(Data extracts Opens)

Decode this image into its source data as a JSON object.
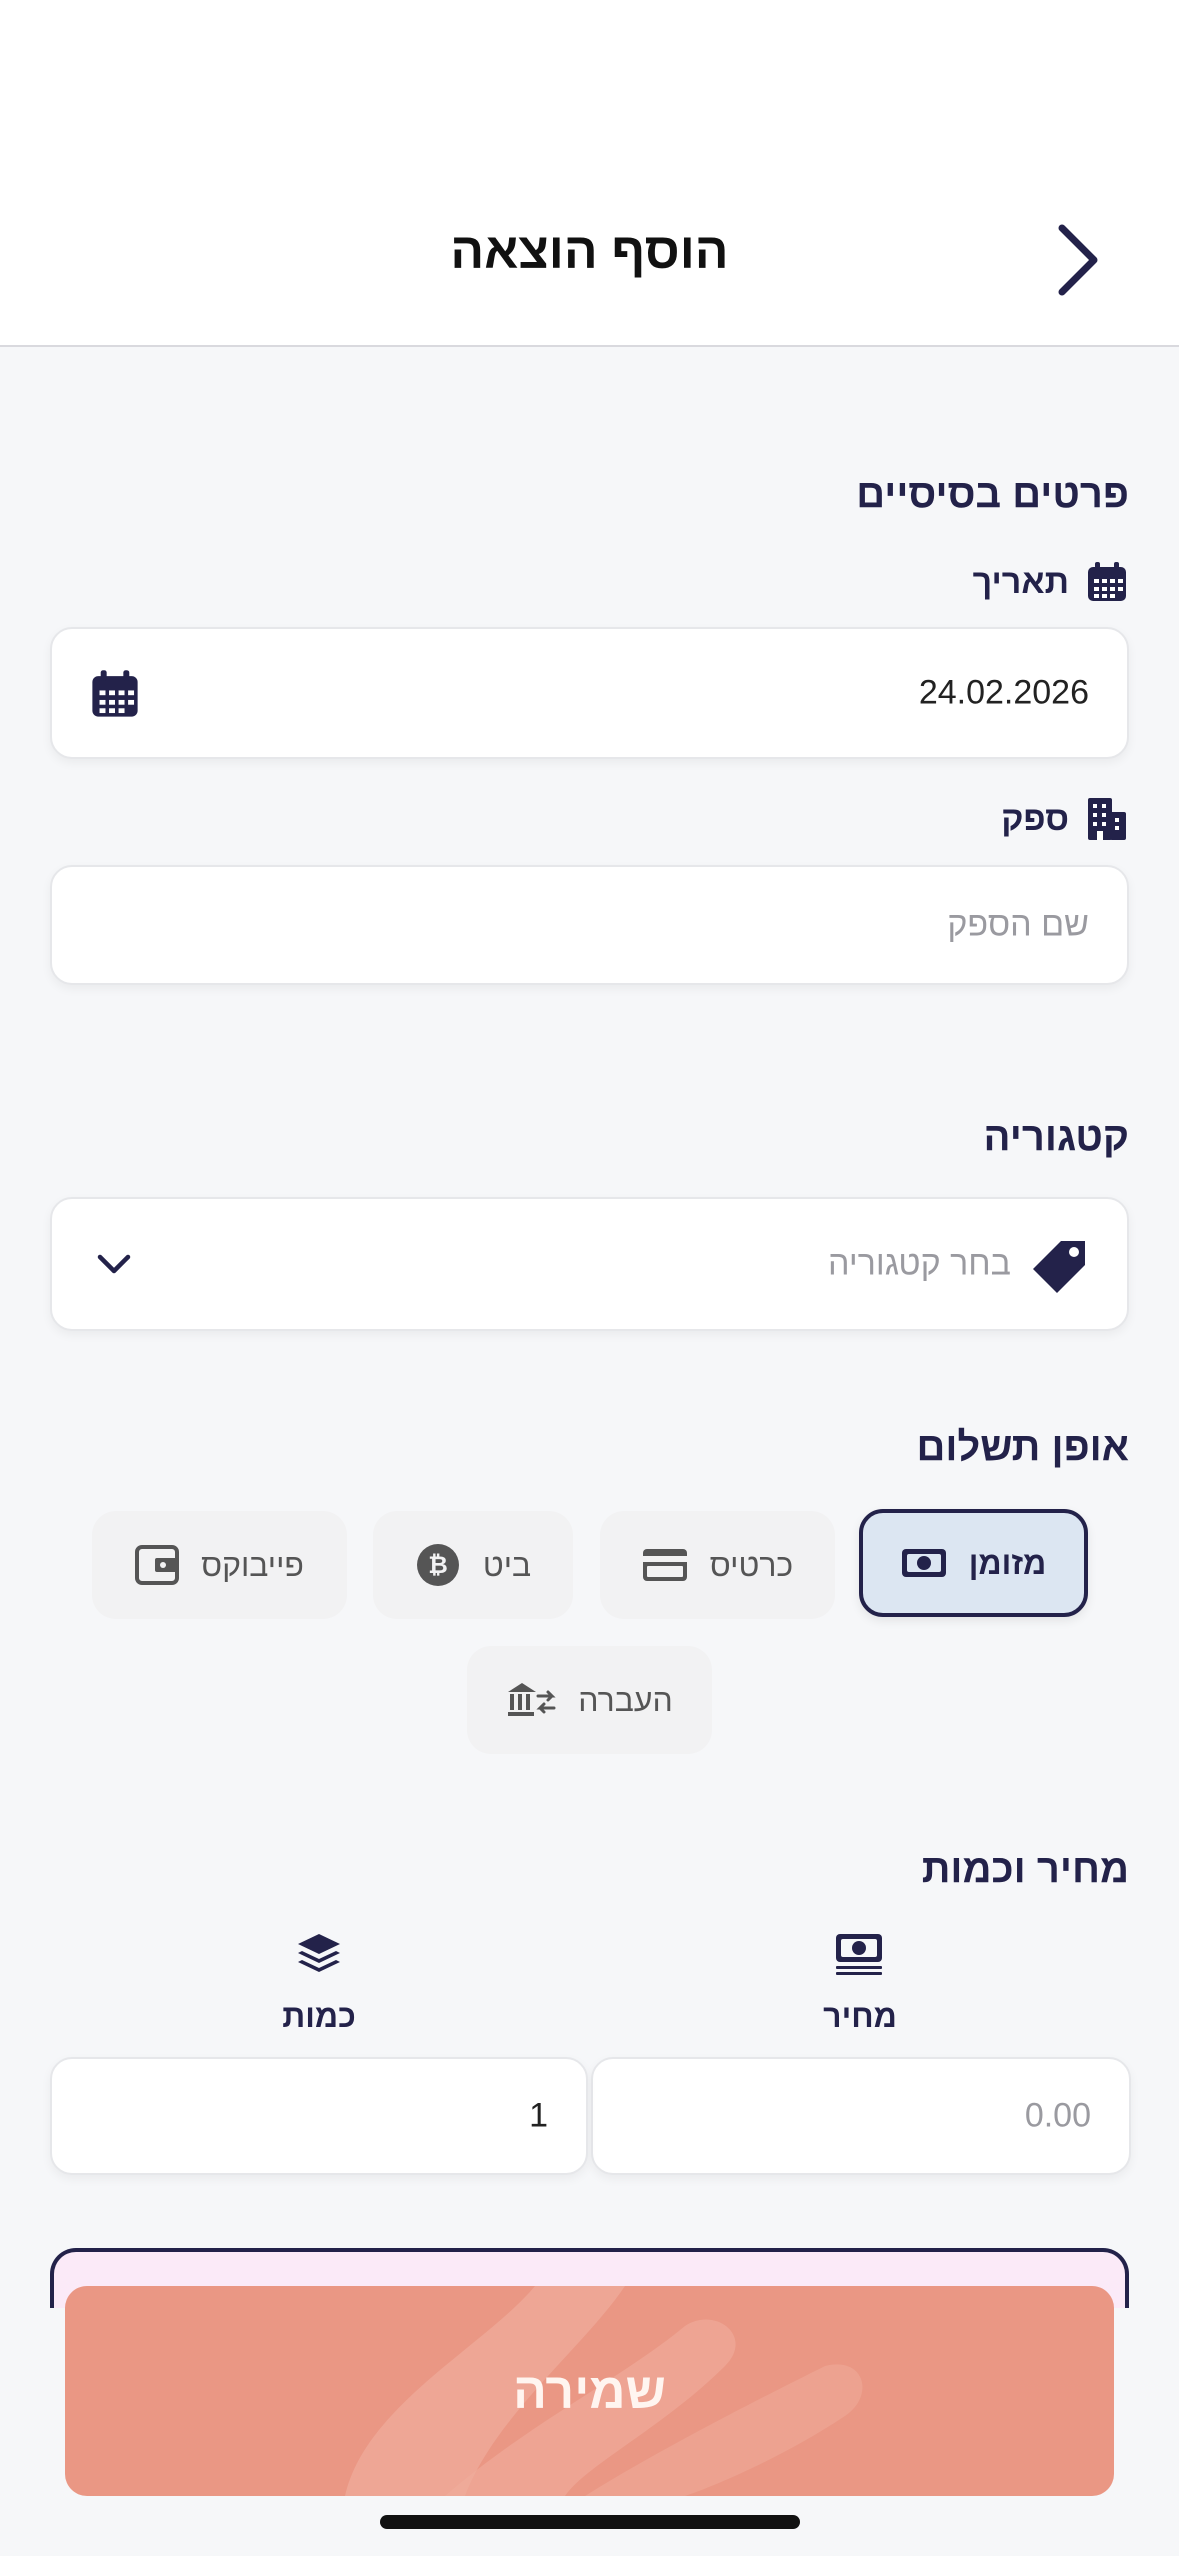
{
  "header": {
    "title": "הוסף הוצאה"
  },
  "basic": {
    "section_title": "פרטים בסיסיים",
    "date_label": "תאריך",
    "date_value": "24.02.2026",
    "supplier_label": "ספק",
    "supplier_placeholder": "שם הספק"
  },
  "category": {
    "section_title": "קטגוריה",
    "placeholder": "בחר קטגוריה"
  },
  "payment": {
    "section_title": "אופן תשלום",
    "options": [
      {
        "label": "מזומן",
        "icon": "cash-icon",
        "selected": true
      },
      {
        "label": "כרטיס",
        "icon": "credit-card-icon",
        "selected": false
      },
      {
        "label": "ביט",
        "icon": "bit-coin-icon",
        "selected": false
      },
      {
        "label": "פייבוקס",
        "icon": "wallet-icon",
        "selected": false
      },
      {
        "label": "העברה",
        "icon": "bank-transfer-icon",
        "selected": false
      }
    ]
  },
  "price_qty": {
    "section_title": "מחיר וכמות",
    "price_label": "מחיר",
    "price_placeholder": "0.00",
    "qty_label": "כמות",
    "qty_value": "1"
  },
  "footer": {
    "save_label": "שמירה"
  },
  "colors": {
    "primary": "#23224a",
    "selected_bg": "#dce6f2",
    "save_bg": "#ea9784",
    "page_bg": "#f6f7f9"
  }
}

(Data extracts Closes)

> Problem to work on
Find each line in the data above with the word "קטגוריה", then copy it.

> Task response
    "section_title": "קטגוריה",
    "placeholder": "בחר קטגוריה"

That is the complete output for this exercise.